Fiction writers vary in how they plan their work. At one end of the spectrum are “discovery” writers, also called “pantsers” (for “by the seat of the pants”), who figure out their story by the process of writing it. At the other end are outliners, who work out the details of their story characters, conflicts, and scenes before writing the story itself.
I wrote my first novel, Fisher King: Percival’s Descent, mostly as an act of discovery, and it served the story well enough. However, I had specific ideas in advance for the sequel, Fisher King: Dancing Lance, and I wanted to plan the story more than I did for the first book.
That’s why I got my hands on a copy of Million Dollar Outlines by David Farland.

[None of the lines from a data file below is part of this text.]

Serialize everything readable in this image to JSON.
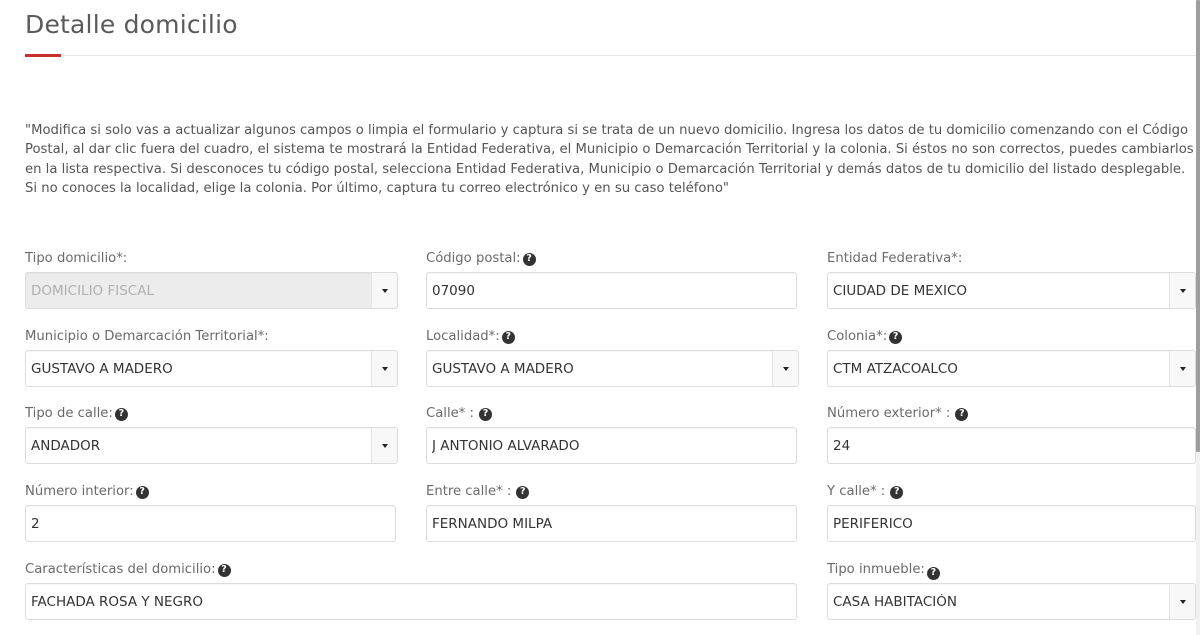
{
  "header": {
    "title": "Detalle domicilio",
    "accent_color": "#c8302e"
  },
  "instructions": "\"Modifica si solo vas a actualizar algunos campos o limpia el formulario y captura si se trata de un nuevo domicilio. Ingresa los datos de tu domicilio comenzando con el Código Postal, al dar clic fuera del cuadro, el sistema te mostrará la Entidad Federativa, el Municipio o Demarcación Territorial y la colonia. Si éstos no son correctos, puedes cambiarlos en la lista respectiva. Si desconoces tu código postal, selecciona Entidad Federativa, Municipio o Demarcación Territorial y demás datos de tu domicilio del listado desplegable. Si no conoces la localidad, elige la colonia. Por último, captura tu correo electrónico y en su caso teléfono\"",
  "form": {
    "tipo_domicilio": {
      "label": "Tipo domicilio*:",
      "value": "DOMICILIO FISCAL",
      "type": "select",
      "disabled": true
    },
    "codigo_postal": {
      "label": "Código postal:",
      "value": "07090",
      "type": "text",
      "help_icon": "question-circle-icon"
    },
    "entidad_federativa": {
      "label": "Entidad Federativa*:",
      "value": "CIUDAD DE MEXICO",
      "type": "select"
    },
    "municipio": {
      "label": "Municipio o Demarcación Territorial*:",
      "value": "GUSTAVO A MADERO",
      "type": "select"
    },
    "localidad": {
      "label": "Localidad*:",
      "value": "GUSTAVO A MADERO",
      "type": "select",
      "help_icon": "question-circle-icon"
    },
    "colonia": {
      "label": "Colonia*:",
      "value": "CTM ATZACOALCO",
      "type": "select",
      "help_icon": "question-circle-icon"
    },
    "tipo_calle": {
      "label": "Tipo de calle:",
      "value": "ANDADOR",
      "type": "select",
      "help_icon": "question-circle-icon"
    },
    "calle": {
      "label": "Calle* :",
      "value": "J ANTONIO ALVARADO",
      "type": "text",
      "help_icon": "question-circle-icon"
    },
    "numero_exterior": {
      "label": "Número exterior* :",
      "value": "24",
      "type": "text",
      "help_icon": "question-circle-icon"
    },
    "numero_interior": {
      "label": "Número interior:",
      "value": "2",
      "type": "text",
      "help_icon": "question-circle-icon"
    },
    "entre_calle": {
      "label": "Entre calle* :",
      "value": "FERNANDO MILPA",
      "type": "text",
      "help_icon": "question-circle-icon"
    },
    "y_calle": {
      "label": "Y calle* :",
      "value": "PERIFERICO",
      "type": "text",
      "help_icon": "question-circle-icon"
    },
    "caracteristicas": {
      "label": "Características del domicilio:",
      "value": "FACHADA ROSA Y NEGRO",
      "type": "text",
      "help_icon": "question-circle-icon"
    },
    "tipo_inmueble": {
      "label": "Tipo inmueble:",
      "value": "CASA HABITACIÓN",
      "type": "select",
      "help_icon": "question-circle-icon"
    }
  },
  "icons": {
    "help_glyph": "?"
  }
}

The Million Dollar series of books on writing are all penned by authors who have sold at least a million dollars worth of product.
I’m going to make a strange-sounding recommendation: even authors who don’t intend to outline their stories should read this book.
My reason for this recommendation is simple, only about 10% of Million Dollar Outlines is about outlining. The remaining 90% is about storytelling, with gems that are useful to the purest of discovery writers.
My biggest takeaway from reading the book was that the genres of fiction really describe the principal emotions evoked by works in those categories. And readers read stories specifically because they want to experience certain emotions, whether it be romance, heart-pounding excitement from action, or the thrill of the hunt from reading a mystery.
Farland, however, discusses much more, like what makes for a rich character and what is at the heart of stories in the top grossing books, movies, and TV shows.
The book is a quick read, reasonably priced, and I think most fiction writers will learn something useful about storytelling from this book. They’ll even learn how pros outline their stories and why.
Book review written by CIPA member, Karen Morrissey.